Along with private rooms in the family home, guests are invited to join in breakfast cooked by Linda from the farm: homegrown eggs, sausage, and fruits — when in season — along with biscuits, local jams, and honey. “The menu ranges from Parisian Crepes to a hearty farm breakfast depending on a guests wishes and the cook’s larder,” the website reads, which speaks to the seasonality one can expect to find at the breakfast table.

In addition to offering a great meal and some quiet space, Solstice Farms is happy to host a class for any guest. Basketry and Bookbinding are two passions of Linda’s and she is happy to share her skill with anyone interested to learn. “There are some things I can do that are not common skills and when a good teacher teaches you, it serves them well to pass (the craft) on to other people,” she said noting that they are perfect wintertime activities for guests.
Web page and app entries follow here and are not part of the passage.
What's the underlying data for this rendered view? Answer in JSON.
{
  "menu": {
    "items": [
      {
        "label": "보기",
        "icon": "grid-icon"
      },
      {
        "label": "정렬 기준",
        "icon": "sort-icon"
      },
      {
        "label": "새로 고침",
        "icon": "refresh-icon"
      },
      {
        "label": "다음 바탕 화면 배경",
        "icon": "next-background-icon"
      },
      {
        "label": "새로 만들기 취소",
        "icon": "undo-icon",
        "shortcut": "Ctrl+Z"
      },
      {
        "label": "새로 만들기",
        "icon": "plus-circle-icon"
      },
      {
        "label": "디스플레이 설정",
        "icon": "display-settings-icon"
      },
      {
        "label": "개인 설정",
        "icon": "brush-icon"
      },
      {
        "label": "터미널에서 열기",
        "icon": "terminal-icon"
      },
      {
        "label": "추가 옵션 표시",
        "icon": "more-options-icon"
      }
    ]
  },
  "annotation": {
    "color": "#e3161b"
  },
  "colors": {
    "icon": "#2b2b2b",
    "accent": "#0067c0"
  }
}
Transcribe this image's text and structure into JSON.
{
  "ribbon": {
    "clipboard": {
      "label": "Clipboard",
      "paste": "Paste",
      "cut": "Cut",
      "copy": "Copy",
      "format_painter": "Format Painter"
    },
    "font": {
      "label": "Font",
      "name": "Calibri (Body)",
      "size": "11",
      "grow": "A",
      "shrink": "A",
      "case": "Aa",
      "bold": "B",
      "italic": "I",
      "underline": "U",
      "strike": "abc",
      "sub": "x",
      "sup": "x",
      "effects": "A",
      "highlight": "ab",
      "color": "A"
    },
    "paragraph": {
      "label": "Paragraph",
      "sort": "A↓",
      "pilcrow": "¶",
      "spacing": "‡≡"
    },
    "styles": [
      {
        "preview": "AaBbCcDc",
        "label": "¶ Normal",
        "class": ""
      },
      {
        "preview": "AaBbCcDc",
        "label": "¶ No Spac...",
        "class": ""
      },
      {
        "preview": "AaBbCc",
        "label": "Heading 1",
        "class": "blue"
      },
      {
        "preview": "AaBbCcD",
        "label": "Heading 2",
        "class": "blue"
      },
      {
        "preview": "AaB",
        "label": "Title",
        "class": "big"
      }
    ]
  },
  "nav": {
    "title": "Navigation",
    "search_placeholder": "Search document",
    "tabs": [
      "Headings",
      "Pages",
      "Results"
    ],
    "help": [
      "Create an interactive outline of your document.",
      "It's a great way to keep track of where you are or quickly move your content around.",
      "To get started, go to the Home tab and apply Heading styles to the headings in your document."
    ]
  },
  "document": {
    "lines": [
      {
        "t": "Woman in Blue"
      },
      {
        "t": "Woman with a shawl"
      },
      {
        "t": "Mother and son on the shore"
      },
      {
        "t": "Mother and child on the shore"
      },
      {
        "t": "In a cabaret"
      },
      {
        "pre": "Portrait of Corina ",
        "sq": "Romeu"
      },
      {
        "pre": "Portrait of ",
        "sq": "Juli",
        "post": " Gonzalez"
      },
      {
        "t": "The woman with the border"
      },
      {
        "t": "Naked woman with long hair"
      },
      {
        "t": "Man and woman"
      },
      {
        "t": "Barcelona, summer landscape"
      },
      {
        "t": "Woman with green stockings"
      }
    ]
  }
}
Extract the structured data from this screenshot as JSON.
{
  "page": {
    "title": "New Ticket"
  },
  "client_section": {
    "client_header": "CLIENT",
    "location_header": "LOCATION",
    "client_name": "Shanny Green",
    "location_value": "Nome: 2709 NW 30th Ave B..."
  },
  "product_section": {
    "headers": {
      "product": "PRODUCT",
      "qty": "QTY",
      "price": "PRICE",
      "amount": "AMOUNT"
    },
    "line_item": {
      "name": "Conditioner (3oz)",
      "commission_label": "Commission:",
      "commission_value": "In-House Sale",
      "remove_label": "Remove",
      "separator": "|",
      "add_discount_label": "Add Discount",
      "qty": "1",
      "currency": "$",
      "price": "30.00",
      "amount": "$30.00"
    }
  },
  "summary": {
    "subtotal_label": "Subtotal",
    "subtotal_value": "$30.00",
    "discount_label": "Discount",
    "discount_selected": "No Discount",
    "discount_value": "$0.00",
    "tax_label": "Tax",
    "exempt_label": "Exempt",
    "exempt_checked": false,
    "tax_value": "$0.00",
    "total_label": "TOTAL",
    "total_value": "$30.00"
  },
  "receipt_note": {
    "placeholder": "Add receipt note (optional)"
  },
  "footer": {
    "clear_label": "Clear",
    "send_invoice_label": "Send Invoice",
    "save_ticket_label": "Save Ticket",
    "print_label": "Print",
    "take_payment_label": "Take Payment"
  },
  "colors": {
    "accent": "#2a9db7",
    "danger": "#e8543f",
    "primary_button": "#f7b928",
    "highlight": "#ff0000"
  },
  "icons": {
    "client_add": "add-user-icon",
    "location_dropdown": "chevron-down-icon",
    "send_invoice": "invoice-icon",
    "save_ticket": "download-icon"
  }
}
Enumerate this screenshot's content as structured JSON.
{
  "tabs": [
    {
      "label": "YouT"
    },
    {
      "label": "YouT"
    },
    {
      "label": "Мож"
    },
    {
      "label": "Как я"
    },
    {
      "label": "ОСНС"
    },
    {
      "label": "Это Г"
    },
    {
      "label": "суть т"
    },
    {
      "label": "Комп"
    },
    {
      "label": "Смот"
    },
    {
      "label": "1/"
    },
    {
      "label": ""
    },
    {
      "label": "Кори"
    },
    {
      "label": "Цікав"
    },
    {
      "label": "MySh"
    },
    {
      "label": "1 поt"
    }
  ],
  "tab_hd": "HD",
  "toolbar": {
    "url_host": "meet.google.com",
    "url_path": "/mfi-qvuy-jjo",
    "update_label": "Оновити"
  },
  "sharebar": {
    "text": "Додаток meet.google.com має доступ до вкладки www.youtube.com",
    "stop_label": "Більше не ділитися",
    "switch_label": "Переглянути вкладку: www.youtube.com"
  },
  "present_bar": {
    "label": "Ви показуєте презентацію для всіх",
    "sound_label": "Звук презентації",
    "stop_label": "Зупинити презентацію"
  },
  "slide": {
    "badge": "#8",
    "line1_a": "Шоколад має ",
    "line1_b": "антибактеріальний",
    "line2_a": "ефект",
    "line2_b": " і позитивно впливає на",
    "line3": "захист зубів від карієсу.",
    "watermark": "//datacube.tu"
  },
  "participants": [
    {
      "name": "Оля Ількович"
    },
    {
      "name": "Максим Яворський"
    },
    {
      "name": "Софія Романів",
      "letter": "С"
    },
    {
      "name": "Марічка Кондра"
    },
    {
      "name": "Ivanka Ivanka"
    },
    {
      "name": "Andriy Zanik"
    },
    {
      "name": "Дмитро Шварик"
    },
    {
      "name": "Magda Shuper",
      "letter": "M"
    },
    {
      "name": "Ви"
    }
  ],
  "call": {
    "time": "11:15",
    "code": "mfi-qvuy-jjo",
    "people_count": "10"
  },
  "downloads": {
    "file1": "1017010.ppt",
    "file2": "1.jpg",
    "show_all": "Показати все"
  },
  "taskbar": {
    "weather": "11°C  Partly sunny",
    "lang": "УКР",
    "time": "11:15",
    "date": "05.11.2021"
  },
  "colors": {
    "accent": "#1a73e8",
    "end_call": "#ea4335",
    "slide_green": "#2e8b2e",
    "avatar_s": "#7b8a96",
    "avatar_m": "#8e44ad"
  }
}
While Linda offers guests private classes, some farms actually prefer that you participate in farm chores. Crown S Ranch in the Methow Valley encourages their guests to stay for two nights in a private cabin and have a short “Haycation,” complete with farm tour and optional ranch work. They’ll even stock the cottage with local farm goods like homemade bacon, Bluebird Grain Farms Pancake mix, and fresh goat cheese from neighboring Sunny Pines. Composting, solar-powered chicken coops, haying, and maintaining farm infrastructure (read: construction) are all common activities around the farm that any guest is invited to participate in.

Not all farms, however, are motivated purely by the income guests generate. Several farms are based around a structured educational curriculum. Quillisascut Farm School is located in Stevens County, two hours north of the Grand Coulee Dam on the east side of the Columbia River. As-back-to-the-landers in the 70s, Rick and Lora Lea Misterly set up a homestead and goat dairy as newlyweds. In 2002, they formally started the Quillisascut Farm School for the Domestic Arts.

“We wanted our farm to be a place where people can learn together, to understand where their food is coming from,” explains Lora Lea. Students come to the farm for multi-day courses focused on where food comes from, building kitchen skills, and general homesteading practices.

Farmstead Meatsmith, on Vashon Island, started teaching butchery classes using pig and lamb last fall as a way to support their young family, while living the farm lifestyle they are so attracted to. ”We just love the family business and we love to work together,” said Lauren Sheard, co-owner along with her husband Brandon.

Learning is not just for adults, of course, as evidenced by the launch of the Oxbow Farm Educational Center for Children in the Carnation valley in summer of 2010. Along with their thriving market and CSA business, Oxbow provides access to a day on the farm for parents wanting to both inspire their kids and have a breath of fresh air themselves.

Lisa Hill recently took her daughter for a weekend agricultural adventure in central Oregon. “She is an animal lover and since I live in a city I wanted to give her a chance to experience the country and farm life. I also love the slow pace of the farm experience and really being involved rather than watching,” says Lisa Hill, just back from her trip to Leaping Lambs Farm.

Agritourism is a clear trend and you can expect to see more farms offering up a bed of straw or deluxe accommodations in the coming years. “There has definitely been growth and public interest towards on-farm working vacations,” noted Patrice Barrentine, founder of Washington State Culinary Agritourism — a nonprofit website featuring farm-stay travel itineraries for every region of the state.

“We have unique farms with different opportunities all over,” she says. When pressed to pick her current favorite, she hesitates before calling out Skagit Valley (with its stunning vistas) and Yakima for its multi-cultural offerings. “I had a friend call from Yakima last week and say ’I got 20 tamales and I brought back 120 pounds of fruit and now I’m making all my baby food for a year!’ because she used our itineraries,” Barrentine beams. “You can have fantastic food and delve into another culture,” she offers, suggesting that, with agritourism becoming more prominent, there really is something for everyone.

Support Crosscut